Start of Block

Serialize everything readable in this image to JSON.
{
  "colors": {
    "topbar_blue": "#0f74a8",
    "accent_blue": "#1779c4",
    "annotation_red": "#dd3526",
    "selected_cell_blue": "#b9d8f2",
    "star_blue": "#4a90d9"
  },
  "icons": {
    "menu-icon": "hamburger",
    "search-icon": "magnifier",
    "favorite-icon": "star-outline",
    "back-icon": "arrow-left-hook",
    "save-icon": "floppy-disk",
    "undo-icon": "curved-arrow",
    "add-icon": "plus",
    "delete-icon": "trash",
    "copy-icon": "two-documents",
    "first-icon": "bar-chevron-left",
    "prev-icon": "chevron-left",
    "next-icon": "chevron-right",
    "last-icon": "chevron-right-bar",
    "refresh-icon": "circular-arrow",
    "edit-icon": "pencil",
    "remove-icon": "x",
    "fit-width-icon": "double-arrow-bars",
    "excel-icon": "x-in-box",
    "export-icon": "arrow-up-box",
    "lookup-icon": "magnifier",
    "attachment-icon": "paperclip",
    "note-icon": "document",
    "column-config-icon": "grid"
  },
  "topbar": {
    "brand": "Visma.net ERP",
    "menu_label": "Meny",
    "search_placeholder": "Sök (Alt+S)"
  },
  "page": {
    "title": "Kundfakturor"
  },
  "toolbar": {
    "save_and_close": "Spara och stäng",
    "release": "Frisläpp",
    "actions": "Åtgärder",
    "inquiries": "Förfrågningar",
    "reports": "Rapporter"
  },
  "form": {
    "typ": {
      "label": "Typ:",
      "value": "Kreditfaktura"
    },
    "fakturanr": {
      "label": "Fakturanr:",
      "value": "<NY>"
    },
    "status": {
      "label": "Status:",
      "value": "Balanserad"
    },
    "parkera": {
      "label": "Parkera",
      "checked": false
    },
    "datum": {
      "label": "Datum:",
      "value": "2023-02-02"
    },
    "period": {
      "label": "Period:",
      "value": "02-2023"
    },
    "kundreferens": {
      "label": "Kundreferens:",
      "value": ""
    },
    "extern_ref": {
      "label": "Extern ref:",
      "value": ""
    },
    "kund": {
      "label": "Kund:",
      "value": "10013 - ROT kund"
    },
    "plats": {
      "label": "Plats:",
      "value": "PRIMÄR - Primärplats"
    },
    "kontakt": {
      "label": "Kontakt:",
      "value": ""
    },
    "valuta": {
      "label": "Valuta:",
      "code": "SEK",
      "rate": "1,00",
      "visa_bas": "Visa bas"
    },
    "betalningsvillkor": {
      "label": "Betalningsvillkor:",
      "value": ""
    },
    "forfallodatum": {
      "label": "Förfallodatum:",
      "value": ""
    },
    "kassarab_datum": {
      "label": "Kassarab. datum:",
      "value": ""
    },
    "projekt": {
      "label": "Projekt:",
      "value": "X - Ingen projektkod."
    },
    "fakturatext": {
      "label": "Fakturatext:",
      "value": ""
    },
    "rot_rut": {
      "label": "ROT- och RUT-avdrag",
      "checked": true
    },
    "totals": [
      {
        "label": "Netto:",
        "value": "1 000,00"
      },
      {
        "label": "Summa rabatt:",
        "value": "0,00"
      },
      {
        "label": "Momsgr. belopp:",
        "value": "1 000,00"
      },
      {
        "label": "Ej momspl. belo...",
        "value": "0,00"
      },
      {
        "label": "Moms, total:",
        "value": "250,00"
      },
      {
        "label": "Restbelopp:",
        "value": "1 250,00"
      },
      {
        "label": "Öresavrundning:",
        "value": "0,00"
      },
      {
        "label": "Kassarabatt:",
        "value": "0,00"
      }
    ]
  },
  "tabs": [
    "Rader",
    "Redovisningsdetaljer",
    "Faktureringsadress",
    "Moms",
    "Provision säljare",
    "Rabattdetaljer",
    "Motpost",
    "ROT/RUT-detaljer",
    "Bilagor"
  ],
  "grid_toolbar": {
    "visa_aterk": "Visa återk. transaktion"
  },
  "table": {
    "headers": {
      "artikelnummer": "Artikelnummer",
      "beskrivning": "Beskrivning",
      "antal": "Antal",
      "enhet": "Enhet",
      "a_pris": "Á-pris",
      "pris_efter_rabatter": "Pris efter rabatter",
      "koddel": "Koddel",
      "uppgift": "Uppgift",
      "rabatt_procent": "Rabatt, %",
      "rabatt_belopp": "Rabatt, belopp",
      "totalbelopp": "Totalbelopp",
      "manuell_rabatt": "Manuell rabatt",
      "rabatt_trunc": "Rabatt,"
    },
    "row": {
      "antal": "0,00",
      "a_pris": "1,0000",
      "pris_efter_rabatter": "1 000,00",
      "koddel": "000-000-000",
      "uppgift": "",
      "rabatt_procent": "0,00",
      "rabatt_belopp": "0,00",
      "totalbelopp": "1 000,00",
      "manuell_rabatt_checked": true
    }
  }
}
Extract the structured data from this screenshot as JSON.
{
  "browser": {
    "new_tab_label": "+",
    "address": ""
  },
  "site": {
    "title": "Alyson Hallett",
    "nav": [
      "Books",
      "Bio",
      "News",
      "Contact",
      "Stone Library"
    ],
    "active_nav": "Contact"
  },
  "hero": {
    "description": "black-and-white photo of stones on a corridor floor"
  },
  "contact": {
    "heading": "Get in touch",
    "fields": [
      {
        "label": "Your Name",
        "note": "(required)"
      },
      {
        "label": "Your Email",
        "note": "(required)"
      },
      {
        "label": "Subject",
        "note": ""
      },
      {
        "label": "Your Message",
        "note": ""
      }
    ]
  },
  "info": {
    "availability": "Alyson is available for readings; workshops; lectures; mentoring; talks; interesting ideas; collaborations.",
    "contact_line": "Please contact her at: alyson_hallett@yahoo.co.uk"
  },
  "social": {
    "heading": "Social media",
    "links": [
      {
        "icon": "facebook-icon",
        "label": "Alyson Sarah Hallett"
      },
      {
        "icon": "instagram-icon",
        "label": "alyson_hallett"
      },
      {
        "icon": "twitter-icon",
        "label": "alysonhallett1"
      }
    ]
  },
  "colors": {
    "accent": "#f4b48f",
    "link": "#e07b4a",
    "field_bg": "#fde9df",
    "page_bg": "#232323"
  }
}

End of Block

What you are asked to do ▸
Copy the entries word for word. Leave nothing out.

Output of the task ▸
Serialize everything readable in this image to JSON.
{
  "colors": {
    "topbar_blue": "#0f74a8",
    "accent_blue": "#1779c4",
    "annotation_red": "#dd3526",
    "selected_cell_blue": "#b9d8f2",
    "star_blue": "#4a90d9"
  },
  "icons": {
    "menu-icon": "hamburger",
    "search-icon": "magnifier",
    "favorite-icon": "star-outline",
    "back-icon": "arrow-left-hook",
    "save-icon": "floppy-disk",
    "undo-icon": "curved-arrow",
    "add-icon": "plus",
    "delete-icon": "trash",
    "copy-icon": "two-documents",
    "first-icon": "bar-chevron-left",
    "prev-icon": "chevron-left",
    "next-icon": "chevron-right",
    "last-icon": "chevron-right-bar",
    "refresh-icon": "circular-arrow",
    "edit-icon": "pencil",
    "remove-icon": "x",
    "fit-width-icon": "double-arrow-bars",
    "excel-icon": "x-in-box",
    "export-icon": "arrow-up-box",
    "lookup-icon": "magnifier",
    "attachment-icon": "paperclip",
    "note-icon": "document",
    "column-config-icon": "grid"
  },
  "topbar": {
    "brand": "Visma.net ERP",
    "menu_label": "Meny",
    "search_placeholder": "Sök (Alt+S)"
  },
  "page": {
    "title": "Kundfakturor"
  },
  "toolbar": {
    "save_and_close": "Spara och stäng",
    "release": "Frisläpp",
    "actions": "Åtgärder",
    "inquiries": "Förfrågningar",
    "reports": "Rapporter"
  },
  "form": {
    "typ": {
      "label": "Typ:",
      "value": "Kreditfaktura"
    },
    "fakturanr": {
      "label": "Fakturanr:",
      "value": "<NY>"
    },
    "status": {
      "label": "Status:",
      "value": "Balanserad"
    },
    "parkera": {
      "label": "Parkera",
      "checked": false
    },
    "datum": {
      "label": "Datum:",
      "value": "2023-02-02"
    },
    "period": {
      "label": "Period:",
      "value": "02-2023"
    },
    "kundreferens": {
      "label": "Kundreferens:",
      "value": ""
    },
    "extern_ref": {
      "label": "Extern ref:",
      "value": ""
    },
    "kund": {
      "label": "Kund:",
      "value": "10013 - ROT kund"
    },
    "plats": {
      "label": "Plats:",
      "value": "PRIMÄR - Primärplats"
    },
    "kontakt": {
      "label": "Kontakt:",
      "value": ""
    },
    "valuta": {
      "label": "Valuta:",
      "code": "SEK",
      "rate": "1,00",
      "visa_bas": "Visa bas"
    },
    "betalningsvillkor": {
      "label": "Betalningsvillkor:",
      "value": ""
    },
    "forfallodatum": {
      "label": "Förfallodatum:",
      "value": ""
    },
    "kassarab_datum": {
      "label": "Kassarab. datum:",
      "value": ""
    },
    "projekt": {
      "label": "Projekt:",
      "value": "X - Ingen projektkod."
    },
    "fakturatext": {
      "label": "Fakturatext:",
      "value": ""
    },
    "rot_rut": {
      "label": "ROT- och RUT-avdrag",
      "checked": true
    },
    "totals": [
      {
        "label": "Netto:",
        "value": "1 000,00"
      },
      {
        "label": "Summa rabatt:",
        "value": "0,00"
      },
      {
        "label": "Momsgr. belopp:",
        "value": "1 000,00"
      },
      {
        "label": "Ej momspl. belo...",
        "value": "0,00"
      },
      {
        "label": "Moms, total:",
        "value": "250,00"
      },
      {
        "label": "Restbelopp:",
        "value": "1 250,00"
      },
      {
        "label": "Öresavrundning:",
        "value": "0,00"
      },
      {
        "label": "Kassarabatt:",
        "value": "0,00"
      }
    ]
  },
  "tabs": [
    "Rader",
    "Redovisningsdetaljer",
    "Faktureringsadress",
    "Moms",
    "Provision säljare",
    "Rabattdetaljer",
    "Motpost",
    "ROT/RUT-detaljer",
    "Bilagor"
  ],
  "grid_toolbar": {
    "visa_aterk": "Visa återk. transaktion"
  },
  "table": {
    "headers": {
      "artikelnummer": "Artikelnummer",
      "beskrivning": "Beskrivning",
      "antal": "Antal",
      "enhet": "Enhet",
      "a_pris": "Á-pris",
      "pris_efter_rabatter": "Pris efter rabatter",
      "koddel": "Koddel",
      "uppgift": "Uppgift",
      "rabatt_procent": "Rabatt, %",
      "rabatt_belopp": "Rabatt, belopp",
      "totalbelopp": "Totalbelopp",
      "manuell_rabatt": "Manuell rabatt",
      "rabatt_trunc": "Rabatt,"
    },
    "row": {
      "antal": "0,00",
      "a_pris": "1,0000",
      "pris_efter_rabatter": "1 000,00",
      "koddel": "000-000-000",
      "uppgift": "",
      "rabatt_procent": "0,00",
      "rabatt_belopp": "0,00",
      "totalbelopp": "1 000,00",
      "manuell_rabatt_checked": true
    }
  }
}
Extract the structured data from this screenshot as JSON.
{
  "browser": {
    "new_tab_label": "+",
    "address": ""
  },
  "site": {
    "title": "Alyson Hallett",
    "nav": [
      "Books",
      "Bio",
      "News",
      "Contact",
      "Stone Library"
    ],
    "active_nav": "Contact"
  },
  "hero": {
    "description": "black-and-white photo of stones on a corridor floor"
  },
  "contact": {
    "heading": "Get in touch",
    "fields": [
      {
        "label": "Your Name",
        "note": "(required)"
      },
      {
        "label": "Your Email",
        "note": "(required)"
      },
      {
        "label": "Subject",
        "note": ""
      },
      {
        "label": "Your Message",
        "note": ""
      }
    ]
  },
  "info": {
    "availability": "Alyson is available for readings; workshops; lectures; mentoring; talks; interesting ideas; collaborations.",
    "contact_line": "Please contact her at: alyson_hallett@yahoo.co.uk"
  },
  "social": {
    "heading": "Social media",
    "links": [
      {
        "icon": "facebook-icon",
        "label": "Alyson Sarah Hallett"
      },
      {
        "icon": "instagram-icon",
        "label": "alyson_hallett"
      },
      {
        "icon": "twitter-icon",
        "label": "alysonhallett1"
      }
    ]
  },
  "colors": {
    "accent": "#f4b48f",
    "link": "#e07b4a",
    "field_bg": "#fde9df",
    "page_bg": "#232323"
  }
}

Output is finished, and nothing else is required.